Honestly? I've been extraordinarily blessed.
Yes, there have been negative experiences but this illustrates the mistake I made and I've seen many others make - anyone who would cast you aside over an unavoidable health problem is not a "friend", so let's stop dignifying them.
They have no place here.
My family shared all of my frustration - they worried with me about time off work, ranted with me when I'd yet again come up against an obstructive doctor, and held my hand when I just needed to cry. More importantly than that they reassured me that it was in fact perfectly acceptable to cry. It still makes me cringe thinking about how many days of work my self-employed Dad lost through that first year.
Dad was living with me so saw the best and worst of all of it, and I am very grateful for his patience and forbearance even when I was undoubtedly being a pain in the neck.
My Mum has been there in spirit all the time, although living in a different city caused its problems. She has an astounding ability to say the right thing at the right moment and puts up with all my ups and downs.

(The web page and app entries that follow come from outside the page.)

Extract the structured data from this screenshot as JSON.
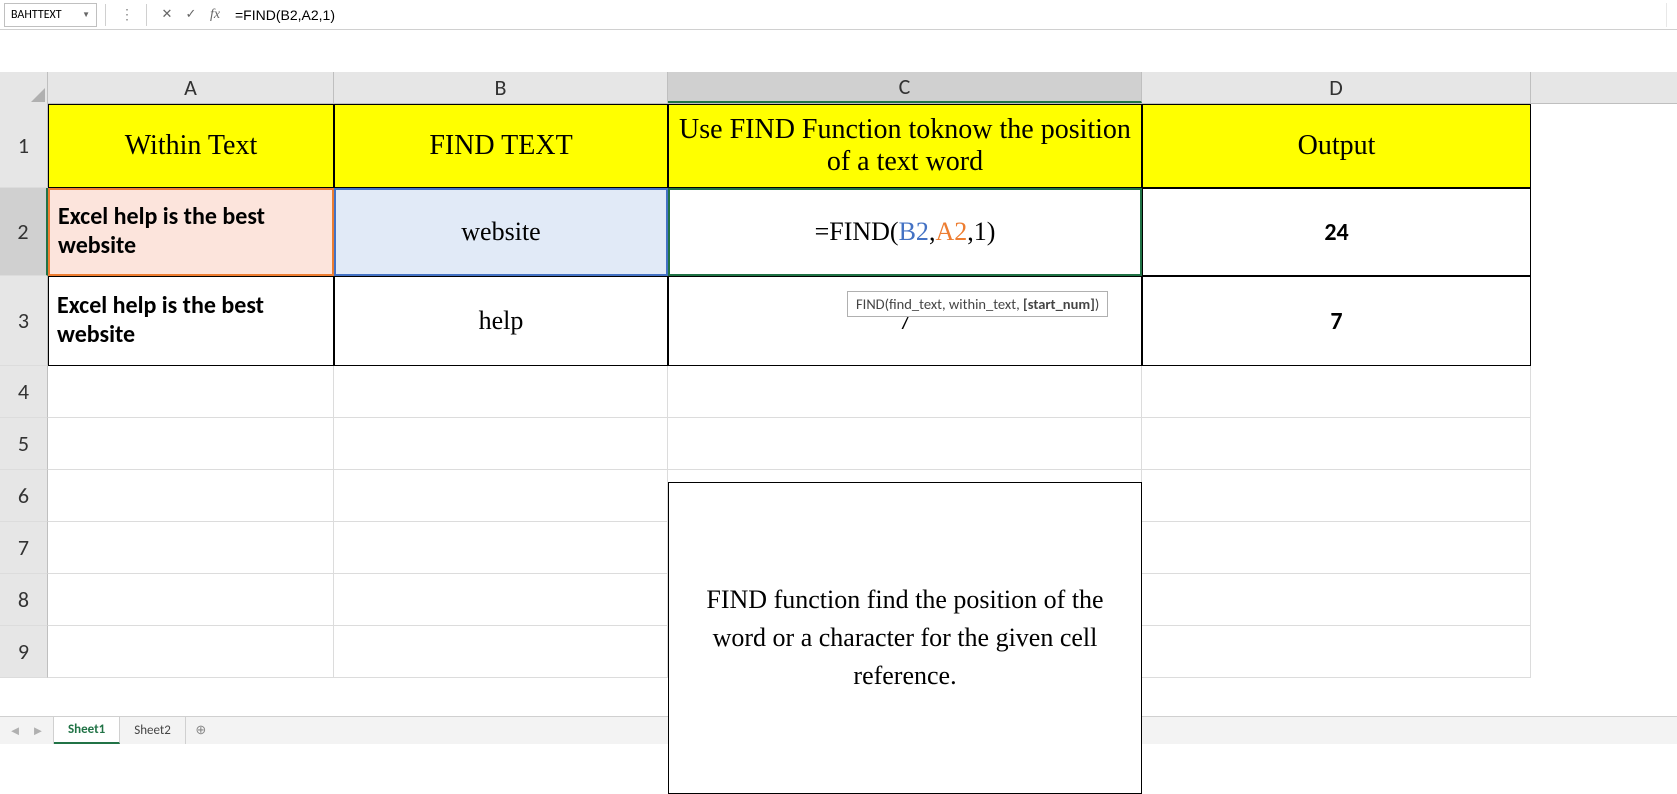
{
  "formula_bar": {
    "name_box": "BAHTTEXT",
    "fx_label": "fx",
    "formula": "=FIND(B2,A2,1)"
  },
  "columns": [
    "A",
    "B",
    "C",
    "D"
  ],
  "row_numbers": [
    "1",
    "2",
    "3",
    "4",
    "5",
    "6",
    "7",
    "8",
    "9"
  ],
  "headers": {
    "A": "Within Text",
    "B": "FIND TEXT",
    "C": "Use FIND Function toknow the position of a text word",
    "D": "Output"
  },
  "row2": {
    "A": "Excel help is the best website",
    "B": "website",
    "C_prefix": "=FIND(",
    "C_b2": "B2",
    "C_sep1": ",",
    "C_a2": "A2",
    "C_sep2": ",1",
    "C_suffix": ")",
    "D": "24"
  },
  "row3": {
    "A": "Excel help is the best website",
    "B": "help",
    "C": "7",
    "D": "7"
  },
  "tooltip": {
    "pre": "FIND(find_text, within_text, ",
    "bold": "[start_num]",
    "post": ")"
  },
  "description": "FIND function find the position of the word or a character for the given cell reference.",
  "tabs": {
    "sheet1": "Sheet1",
    "sheet2": "Sheet2"
  }
}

My partner is a hero. Because he sees it all - all the different facets and all the punishing trial and error, all the times I don't know where to go next or what to do - and never flinches. And I'll be the first to admit I am not the nicest of individuals when being in pain and lack of sleep combine. Hell hath no fury like a lady who's fed up.
(On a recent reconnaissance mission to scout the "outside" - posing as a wedding, naturally.)

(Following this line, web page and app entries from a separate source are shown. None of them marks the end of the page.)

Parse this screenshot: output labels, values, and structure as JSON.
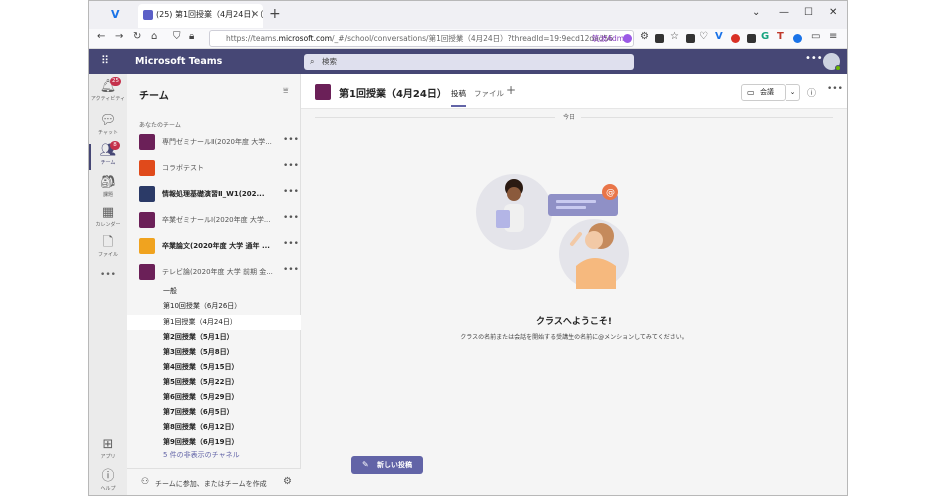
{
  "browser": {
    "tab_title": "(25) 第1回授業（4月24日）（ア",
    "url_prefix": "https://teams.",
    "url_domain": "microsoft.com",
    "url_rest": "/_#/school/conversations/第1回授業（4月24日）?threadId=19:9ecd12dad56",
    "profile_label": "筑波Admin"
  },
  "teams": {
    "app_name": "Microsoft Teams",
    "search_placeholder": "検索"
  },
  "rail": [
    {
      "label": "アクティビティ",
      "icon": "bell-icon",
      "badge": "25"
    },
    {
      "label": "チャット",
      "icon": "chat-icon",
      "badge": ""
    },
    {
      "label": "チーム",
      "icon": "teams-icon",
      "badge": "8"
    },
    {
      "label": "課題",
      "icon": "assignments-icon",
      "badge": ""
    },
    {
      "label": "カレンダー",
      "icon": "calendar-icon",
      "badge": ""
    },
    {
      "label": "ファイル",
      "icon": "files-icon",
      "badge": ""
    },
    {
      "label": "•••",
      "icon": "more-icon",
      "badge": ""
    },
    {
      "label": "アプリ",
      "icon": "apps-icon",
      "badge": ""
    },
    {
      "label": "ヘルプ",
      "icon": "help-icon",
      "badge": ""
    }
  ],
  "panel": {
    "title": "チーム",
    "section": "あなたのチーム",
    "teams": [
      {
        "name": "専門ゼミナールⅡ(2020年度 大学...",
        "color": "#6b2058",
        "bold": false
      },
      {
        "name": "コラボテスト",
        "color": "#e04a1b",
        "bold": false
      },
      {
        "name": "情報処理基礎演習Ⅱ_W1(202...",
        "color": "#2b3a67",
        "bold": true
      },
      {
        "name": "卒業ゼミナールⅠ(2020年度 大学...",
        "color": "#6b2058",
        "bold": false
      },
      {
        "name": "卒業論文(2020年度 大学 通年 ...",
        "color": "#f0a31f",
        "bold": true
      },
      {
        "name": "テレビ論(2020年度 大学 前期 金...",
        "color": "#6b2058",
        "bold": false
      }
    ],
    "channels": [
      {
        "name": "一般",
        "bold": false,
        "selected": false
      },
      {
        "name": "第10回授業（6月26日）",
        "bold": false,
        "selected": false
      },
      {
        "name": "第1回授業（4月24日）",
        "bold": false,
        "selected": true
      },
      {
        "name": "第2回授業（5月1日）",
        "bold": true,
        "selected": false
      },
      {
        "name": "第3回授業（5月8日）",
        "bold": true,
        "selected": false
      },
      {
        "name": "第4回授業（5月15日）",
        "bold": true,
        "selected": false
      },
      {
        "name": "第5回授業（5月22日）",
        "bold": true,
        "selected": false
      },
      {
        "name": "第6回授業（5月29日）",
        "bold": true,
        "selected": false
      },
      {
        "name": "第7回授業（6月5日）",
        "bold": true,
        "selected": false
      },
      {
        "name": "第8回授業（6月12日）",
        "bold": true,
        "selected": false
      },
      {
        "name": "第9回授業（6月19日）",
        "bold": true,
        "selected": false
      }
    ],
    "hidden_channels": "5 件の非表示のチャネル",
    "footer": "チームに参加、またはチームを作成"
  },
  "channel": {
    "title": "第1回授業（4月24日）",
    "tab_posts": "投稿",
    "tab_files": "ファイル",
    "meet_label": "会議",
    "today_label": "今日",
    "welcome_title": "クラスへようこそ!",
    "welcome_text": "クラスの名前または会話を開始する受講生の名前に@メンションしてみてください。",
    "new_post_label": "新しい投稿"
  },
  "colors": {
    "brand": "#464775",
    "accent": "#6264a7"
  }
}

"Immeasurably blessed" was not an overstatement. My friends are incredible - whether it's talking about the problems, accepting I don't want to talk about them, asking the right questions and not asking the wrong ones or just purely being there if and when needed, they are a treasure utterly invaluable.
One of the huge positives of my situation - and I am aware that seems an odd thing to say - is the friends I've actually made as a direct result of being ill. Some I already knew as acquaintances and the friendship developed through the common ground of ill health. Fellow bloggers Jenny and Shane are two such examples - and I'd ask anyone who has taken the time to read this to have a look at their blogs too. There are more and I'm grateful for each and every one. Through writing this blog I am constantly coming into contact with new people and it's been a very uplifting and cathartic experience.
To finish - you'll no doubt have noticed the talk of Bloodstock Open Air in So Say We All? Well, one of said friends and I have a pact to fight (or maybe enlist help!) our way to the front on the Saturday evening for Avantasia's first UK appearance.
Image courtesy of powermetal.cl)